Fans of the Notre Dame Fighting Irish are divided in their opinions about the promotion of Tommy Rees to offensive coordinator. Of the many reasons why some oppose this promotion, is the thought of AIR KELLY returning to South Bend. Can, and more importantly, will Tommy and Lance Taylor run the damn ball effectively?
For 2020, at least, there is a lot to like in that regard. The Irish return six starters along the offensive line, two of its top three tight ends not named Cole Kmet, running back with experience, and some kid named Chris Tyree.
In Tommy’s debut as a playcaller, he showed a dedication to the running game. Against the Iowa St. Cyclones in the Camping World Bowl, Notre Dame ran the ball 38 times against 28 passes. Six of those carries were via Ian Book (1 sack in there) so it was probably (technically) more of a 50/50 game.
And I’ll take that.
The underlying concern from fans isn’t really about rush attempts, or yards really, because even when Notre Dame accumulates high totals of both — they still like to dig down deep and bitch about a 3rd and 2 that the Irish got stuffed on during the game. It’s the short yardage situations in recent years that has frustrated fans the most, especially when Notre Dame’s offensive talent has been far superior to most of the defensive lines across from them.
People say that a power running game is more of a mindset and the will do execute, and I can’t argue with that thought. In fact — I’m here to provide a suggestion to help the Irish run the ball in goal line and short yardage situations.
BRING BACK THE T FORMATION!
Before you click out of this article, please hear me out (I’ll keep this very brief).
The T formation is an old school power formation that has no pre-snap strong side.
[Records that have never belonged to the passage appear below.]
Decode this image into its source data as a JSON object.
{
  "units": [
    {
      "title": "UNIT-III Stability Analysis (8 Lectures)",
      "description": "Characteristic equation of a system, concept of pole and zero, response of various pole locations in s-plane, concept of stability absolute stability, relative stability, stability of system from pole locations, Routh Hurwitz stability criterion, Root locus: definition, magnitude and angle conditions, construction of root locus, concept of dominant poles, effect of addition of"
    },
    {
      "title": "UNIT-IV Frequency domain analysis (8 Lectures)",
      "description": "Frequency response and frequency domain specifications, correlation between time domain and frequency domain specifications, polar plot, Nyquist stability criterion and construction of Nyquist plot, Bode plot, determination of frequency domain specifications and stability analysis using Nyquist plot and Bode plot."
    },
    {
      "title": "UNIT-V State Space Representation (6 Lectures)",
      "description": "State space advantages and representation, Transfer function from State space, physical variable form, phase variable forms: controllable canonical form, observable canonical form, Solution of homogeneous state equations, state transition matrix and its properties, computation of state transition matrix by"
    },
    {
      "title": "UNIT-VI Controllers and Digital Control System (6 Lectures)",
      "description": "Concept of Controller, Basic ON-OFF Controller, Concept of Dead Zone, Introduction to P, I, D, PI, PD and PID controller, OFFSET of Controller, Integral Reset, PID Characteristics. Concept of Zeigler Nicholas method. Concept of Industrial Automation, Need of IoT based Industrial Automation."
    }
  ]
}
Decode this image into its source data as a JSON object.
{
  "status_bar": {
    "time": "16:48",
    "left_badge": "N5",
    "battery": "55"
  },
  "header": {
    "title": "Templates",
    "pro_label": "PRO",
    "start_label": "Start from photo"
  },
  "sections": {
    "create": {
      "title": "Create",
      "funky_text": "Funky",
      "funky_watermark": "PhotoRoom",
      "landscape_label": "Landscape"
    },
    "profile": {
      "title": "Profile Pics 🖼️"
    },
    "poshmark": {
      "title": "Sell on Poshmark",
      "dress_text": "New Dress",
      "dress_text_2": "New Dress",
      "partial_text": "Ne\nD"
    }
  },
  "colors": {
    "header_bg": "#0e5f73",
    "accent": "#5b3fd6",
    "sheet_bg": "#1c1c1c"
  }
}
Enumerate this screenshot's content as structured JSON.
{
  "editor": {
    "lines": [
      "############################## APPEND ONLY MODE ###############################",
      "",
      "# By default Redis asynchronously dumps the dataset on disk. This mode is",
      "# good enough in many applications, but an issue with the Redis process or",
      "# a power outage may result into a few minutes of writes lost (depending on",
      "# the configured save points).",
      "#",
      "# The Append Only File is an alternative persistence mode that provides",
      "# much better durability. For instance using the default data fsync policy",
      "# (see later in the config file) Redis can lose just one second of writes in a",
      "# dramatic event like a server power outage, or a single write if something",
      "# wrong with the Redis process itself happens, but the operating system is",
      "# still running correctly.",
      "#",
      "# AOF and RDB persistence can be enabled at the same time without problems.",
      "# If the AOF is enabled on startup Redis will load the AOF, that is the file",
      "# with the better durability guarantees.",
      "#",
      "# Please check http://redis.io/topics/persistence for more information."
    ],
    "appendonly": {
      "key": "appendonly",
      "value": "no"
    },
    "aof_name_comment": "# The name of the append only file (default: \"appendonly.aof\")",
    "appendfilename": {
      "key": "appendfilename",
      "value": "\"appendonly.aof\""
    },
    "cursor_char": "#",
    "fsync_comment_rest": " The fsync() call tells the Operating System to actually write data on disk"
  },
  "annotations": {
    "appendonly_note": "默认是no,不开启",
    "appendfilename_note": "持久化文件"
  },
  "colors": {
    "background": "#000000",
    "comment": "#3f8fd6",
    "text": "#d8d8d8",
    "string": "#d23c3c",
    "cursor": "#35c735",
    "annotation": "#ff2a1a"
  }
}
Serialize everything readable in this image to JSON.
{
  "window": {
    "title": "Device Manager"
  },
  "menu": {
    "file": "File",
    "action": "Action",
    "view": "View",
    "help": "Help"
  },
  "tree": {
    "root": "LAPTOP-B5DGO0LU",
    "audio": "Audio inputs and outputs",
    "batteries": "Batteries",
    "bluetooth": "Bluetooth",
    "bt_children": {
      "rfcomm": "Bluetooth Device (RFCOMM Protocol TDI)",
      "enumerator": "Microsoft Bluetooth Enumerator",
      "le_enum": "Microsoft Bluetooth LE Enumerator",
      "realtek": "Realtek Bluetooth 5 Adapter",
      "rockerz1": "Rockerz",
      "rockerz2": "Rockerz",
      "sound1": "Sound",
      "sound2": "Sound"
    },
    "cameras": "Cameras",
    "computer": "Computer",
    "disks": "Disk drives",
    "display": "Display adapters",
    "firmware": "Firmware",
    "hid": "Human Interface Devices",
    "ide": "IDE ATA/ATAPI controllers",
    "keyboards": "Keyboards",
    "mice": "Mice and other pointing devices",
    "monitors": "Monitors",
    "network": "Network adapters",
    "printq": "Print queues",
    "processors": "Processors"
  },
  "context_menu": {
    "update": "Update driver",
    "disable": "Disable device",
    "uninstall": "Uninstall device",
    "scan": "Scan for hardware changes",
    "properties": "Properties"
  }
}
Irish fans last saw this ran in South Bend back in the Lou Holtz era, and in that version, Notre Dame used it inside the 10 yard line and starting safety Jeff Burris was a BEAST running the ball.
In today’s game, a lot of offenses want to spread the field out and look to key in on one-on-one matchups in space — even on those short yardage and goal line downs. Those plays sometimes involve a 4 or 5 wide set, and offer little threat of a power attack.
The T, however, is obviously a very powerful formation — and it can provide opportunity for some very sneaky attacks with proper use of misdirection and series playcalling.
Let’s take a quick look at 3 simple plays ran from a single series.
T POWER RIGHT 68 LEAD
There is nothing fancy about this. The far side HB gets the handoff from the quarterback and follows the FB and the play side HB into the 6 or 8 hole with step and drive blocking in front. This was the play (I think) Burris ran the most.
T 13 FB TRAP
It’s just a simple fullback trap built off of the power lead. The quarterback opens up to the same side with the fullback taking a counterstep and handoff into the one hole. Not shown above is the RT pulling hard into the hole.
T POWER RIGHT FLOOD THROWBACK
Another play off of the 68 lead. A simple PA with all action moving right with the pass routes, but the far side HB goes up through the line and drifts out to the flat for a throwback pass.
ALL TOO EASY
Yes, this is all so ridiculously simple and basic. Perhaps that’s why the Nintendo aesthetic fits so well. That also means it’s easy enough to insert into your playbook without having to change one ounce of your coaching philosophy. All this does is give you another power option when needed. Even if you come out lined up in the T and check into an ACE set with the HBs flexing out wide, there’s a power option.
It’s just a simple way to create more options, and it’s one more thing the defense has to prepare for each week. It’s also a major flex — we are here to knock your ass in the dirt (hit flex quick slant).
It’s a suggestion, and I say, “yes.”